With anti-poverty policies there is no focus on the causes of inequality, thus it does not provide any escape from poverty, as people will merely get caught in the same poverty traps.In conclusion this essay shows that both anti-poverty policies and improved access to education contribute to equality but they both focus on different types of equality. Therefore it must be stated that the best plan would be to incorporate both aspects into social policy.

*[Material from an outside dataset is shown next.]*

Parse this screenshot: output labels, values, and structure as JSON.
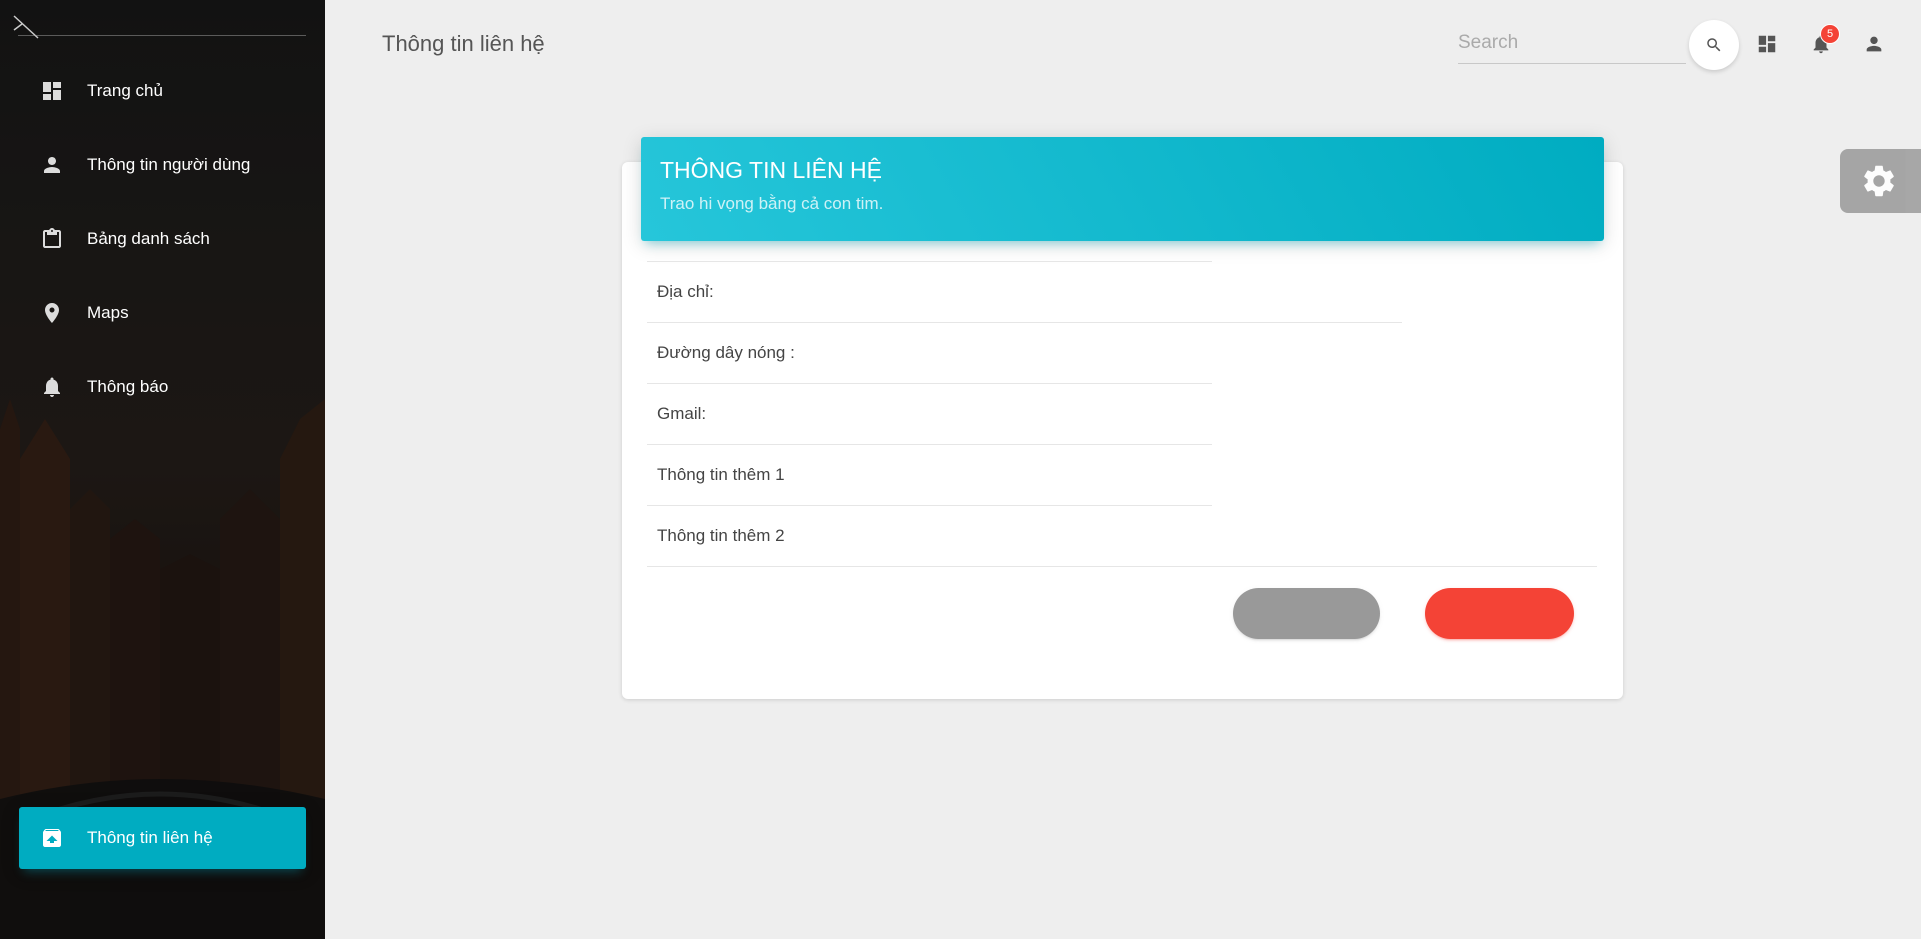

By dealing with both poverty and education, social policy does not limit itself to either the cause or the outcome of inequality but essentially focuses on both aspects. In essence the aim would be to prevent multiple disadvantages, so that a child growing up on income support would have the same opportunity to education, as a child who needed no support, thereby hopefully breaking the cycle and not needing income support when working for themselves.It is neither possible nor desirable to have a utopian society in which everyone is equal and therefore identical, but rather it is ideal to have a comparatively equal society. If an entirely equal society is not foreseeable then the best option would obviously be to attempt policy-making that aims to rectify present poverty but also, through educational reforms, tackle the causes of poverty; at least then a relative equality would exist.

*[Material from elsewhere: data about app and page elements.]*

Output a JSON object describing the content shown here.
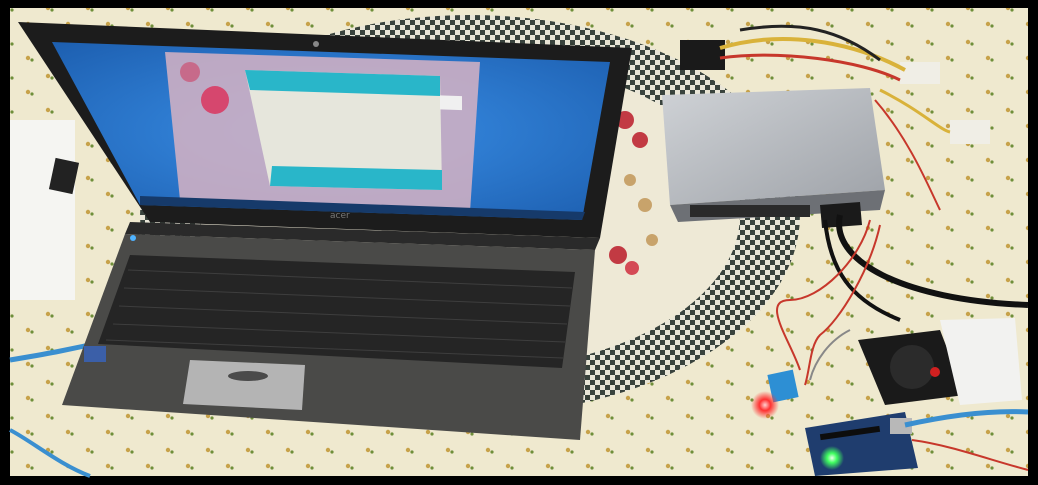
{
  "photo": {
    "subject": "laptop-arduino-psu-setup",
    "laptop_brand": "acer",
    "colors": {
      "frame": "#000000",
      "tablecloth": "#efe9cf",
      "laptop_body": "#4a4a48",
      "screen_glow": "#2d7bd6",
      "app_window": "#29b6c9",
      "psu_metal": "#b9bcc0",
      "arduino_board": "#1f3d6e",
      "sensor_blue": "#2d8fd4",
      "led_red": "#ff3030",
      "led_green": "#40ff60"
    }
  }
}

Finally, even though improved access to education contributes more to equality, due to the very nature of society it is impossible to avoid the fact that improved access to education would only work if poverty policies also existed, so that comparative equality could be possible both in the here and now and in the future.BibliographyBooksAbercombie and Warde et al. (1998): “Contemporary British Society” 3rd ed., Polity PressAlcock, P. (1997) “Understanding Poverty” 2nd ed.

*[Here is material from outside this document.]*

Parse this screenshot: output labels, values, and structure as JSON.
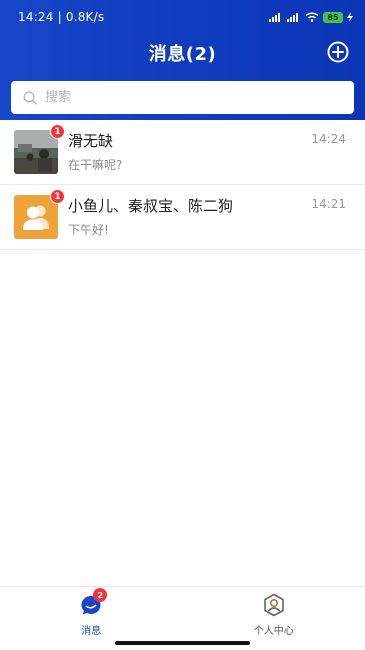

, PalgraveAlcock, Erskine, May; (2001) “The Student’s Companion to Social Policy”, Blackwell PublishersBlakemore, K. (2001) “Social Policy an Introduction”, Open University PressDrake, R. (2001) “The Principals of Social Policy”, PalgraveFitzpatrick, T. (2001) “Welfare theory: an Introduction”, PalgraveFranklin, J. (1998) “Social Policy and Social Justice”, Polity PressLinkshttp://www.shef.ac.uk/uni/academic/N-Q/perc/Polpaps/pp9.htmlhttp://www.ukonline.gov.uk/Home/HOHome/1,1031,~801b22~fs~en,00.htmlJournalsGordon Brown MP, New Labour and Equality, The Second John Smith Memorial Lecture, 19 April 1996